Does that sound like a joke to you, about getting well paid for something to do with feminism? Those jobs do exist though you have to be creative in finding them.
The thinking goes like this: If there is going to be a debate about whether women are full human beings or just handmaidens or Playmates, two sides are needed. But men might not be the best boxers on that Playmate side, because then they will come across as sexists. So that side needs women and they pay well. Or at least pay.
Hence the Caitlin Flanagans, Camilla Paglias and Charlotte Allens who get to write in all sorts of mainstream places about what is wrong with feminism and how the good old times were really very much better altogether. And women are rather silly creatures, are we not?
Katie Roiphe has the same shtick. You may not be familiar with her Seminal Work which was published a generation ago. Here is a summary from the review of the book by Katha Pollitt:
In "The Morning After: Sex, Fear, and Feminism on Campus" (Little, Brown; $19.95) Katie Roiphe, a twenty-five-year-old Harvard alumna and graduate student of English at Princeton, argues that women's sexual freedom is being curtailed by a new set of hand-wringing fuddy-duddies: feminists. Anti-rape activists, she contends, have manipulated statistics to frighten college women with a nonexistent "epidemic" of rape, date rape, and sexual harassment, and have encouraged them to view "everyday experience"- sexist jokes, professional leers, men's straying hands and other body parts- as intolerable insults and assaults. "Stranger rape" (the intruder with a knife) is rare; true date rape (the frat boy with a fist) is even rarer.Katie is still at it. Her newest opinion piece for the New York Times, "In Favor of Dirty Jokes and Risqué Remarks," hooked to the Herman Cain incidents, argues that workplace sexual harassment is mostly just innocent jokes, that women are strong enough to take them and that work would be a really boring place if nobody could ping your bra strap while you go to the water cooler. Or rather:
As Roiphe sees it, most students who say they have been date raped are reinterpreting in the cold grey light of dawn the "bad sex" they were too passive to refuse and too enamored of victimhood to acknowledge as their own responsibility.
Is the anodyne drone typing away in her silent cubicle free from the risk of comment on her clothes, the terror of a joke, the unsettlement of an unwanted or even a wanted sexual advance, truly our ideal?

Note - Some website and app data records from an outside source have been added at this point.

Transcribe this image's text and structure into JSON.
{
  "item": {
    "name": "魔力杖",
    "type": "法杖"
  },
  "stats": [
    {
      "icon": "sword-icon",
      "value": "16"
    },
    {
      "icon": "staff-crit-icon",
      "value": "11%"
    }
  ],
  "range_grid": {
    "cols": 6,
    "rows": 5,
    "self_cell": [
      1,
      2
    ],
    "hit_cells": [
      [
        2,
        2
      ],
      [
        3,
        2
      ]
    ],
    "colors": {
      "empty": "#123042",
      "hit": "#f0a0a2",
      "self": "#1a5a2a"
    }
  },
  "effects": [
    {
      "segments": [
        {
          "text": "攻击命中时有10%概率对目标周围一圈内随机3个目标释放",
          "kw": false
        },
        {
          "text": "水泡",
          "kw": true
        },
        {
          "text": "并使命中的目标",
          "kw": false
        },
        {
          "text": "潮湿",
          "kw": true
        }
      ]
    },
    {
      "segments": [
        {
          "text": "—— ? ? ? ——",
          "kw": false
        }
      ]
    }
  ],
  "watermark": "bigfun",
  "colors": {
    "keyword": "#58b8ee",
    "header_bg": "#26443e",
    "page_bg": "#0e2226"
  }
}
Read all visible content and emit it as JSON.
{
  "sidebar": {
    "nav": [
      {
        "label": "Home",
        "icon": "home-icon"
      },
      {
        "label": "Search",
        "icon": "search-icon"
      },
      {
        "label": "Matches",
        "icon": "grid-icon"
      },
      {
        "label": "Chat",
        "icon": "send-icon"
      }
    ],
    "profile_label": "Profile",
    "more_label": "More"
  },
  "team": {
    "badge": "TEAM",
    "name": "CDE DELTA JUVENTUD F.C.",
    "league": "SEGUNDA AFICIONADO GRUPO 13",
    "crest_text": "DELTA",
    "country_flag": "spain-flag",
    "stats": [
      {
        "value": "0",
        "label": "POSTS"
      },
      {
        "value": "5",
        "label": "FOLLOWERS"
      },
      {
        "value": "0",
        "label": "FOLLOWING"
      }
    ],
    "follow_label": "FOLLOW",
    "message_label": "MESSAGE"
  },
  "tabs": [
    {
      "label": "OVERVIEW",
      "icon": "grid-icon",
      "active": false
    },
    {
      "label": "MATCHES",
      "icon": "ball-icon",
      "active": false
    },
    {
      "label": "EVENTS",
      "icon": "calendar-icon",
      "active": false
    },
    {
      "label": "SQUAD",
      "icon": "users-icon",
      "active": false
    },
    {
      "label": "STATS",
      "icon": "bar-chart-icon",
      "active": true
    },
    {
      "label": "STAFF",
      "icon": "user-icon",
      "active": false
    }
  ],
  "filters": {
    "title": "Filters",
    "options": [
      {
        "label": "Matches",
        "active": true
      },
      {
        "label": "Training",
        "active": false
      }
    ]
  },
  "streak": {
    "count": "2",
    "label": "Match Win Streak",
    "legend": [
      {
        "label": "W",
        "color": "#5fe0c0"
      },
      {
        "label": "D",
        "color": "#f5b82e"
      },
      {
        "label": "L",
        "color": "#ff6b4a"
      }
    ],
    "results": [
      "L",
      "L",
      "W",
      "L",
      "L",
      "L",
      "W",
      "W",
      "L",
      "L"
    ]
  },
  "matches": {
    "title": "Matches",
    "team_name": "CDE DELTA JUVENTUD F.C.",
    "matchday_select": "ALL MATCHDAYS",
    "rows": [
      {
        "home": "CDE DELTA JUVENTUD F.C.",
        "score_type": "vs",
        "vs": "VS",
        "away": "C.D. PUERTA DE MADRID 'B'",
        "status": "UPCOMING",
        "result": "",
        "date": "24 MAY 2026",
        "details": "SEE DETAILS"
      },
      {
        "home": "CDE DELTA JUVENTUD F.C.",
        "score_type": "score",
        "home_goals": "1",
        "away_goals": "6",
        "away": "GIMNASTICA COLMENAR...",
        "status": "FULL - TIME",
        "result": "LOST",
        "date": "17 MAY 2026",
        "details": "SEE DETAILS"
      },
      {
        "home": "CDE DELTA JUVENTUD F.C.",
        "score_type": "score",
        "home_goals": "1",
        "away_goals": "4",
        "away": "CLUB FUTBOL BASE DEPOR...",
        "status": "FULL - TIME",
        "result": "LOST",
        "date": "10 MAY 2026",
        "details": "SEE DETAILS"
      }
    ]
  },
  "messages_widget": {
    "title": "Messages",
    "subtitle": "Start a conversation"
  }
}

Should we aspire to the drab, cautious, civilized, quiet, comfortable workplace all of this language presumes and theorizes? At this late date, perhaps we should be worrying about different forms of hostility in our workplace.No, of course not! That anodyne female drone should be out there pinging jockstraps and making jokes about the probable size of various male colleagues' penises! To spread the joy and humanity to everyone working in that place. Duh. Everybody can see that.
Except perhaps for our Katie. The fun thing about the world she would like to have back is that it makes no demands of equal treatment of men and women, and that for an unusual reason:
Women are strong enough to take everything the world throws at them. Therefore, there is no need for concerns such as date rape or sexual harassment. But then if we accept her premise, men must be too weak to be able to endure any kind of restraints on their behavior. Or the poor must be strong enough to take poverty and so on. You can go on with those examples, I'm sure.
My apologies for writing about all that. The central point about making money from feminism is to oppose it, to portray it as a humongous evil claw squeezing the whole society while also being totally wrong and marginalized and unattractive and utterly illogical, like swimming against the waterfall of nature and tradition.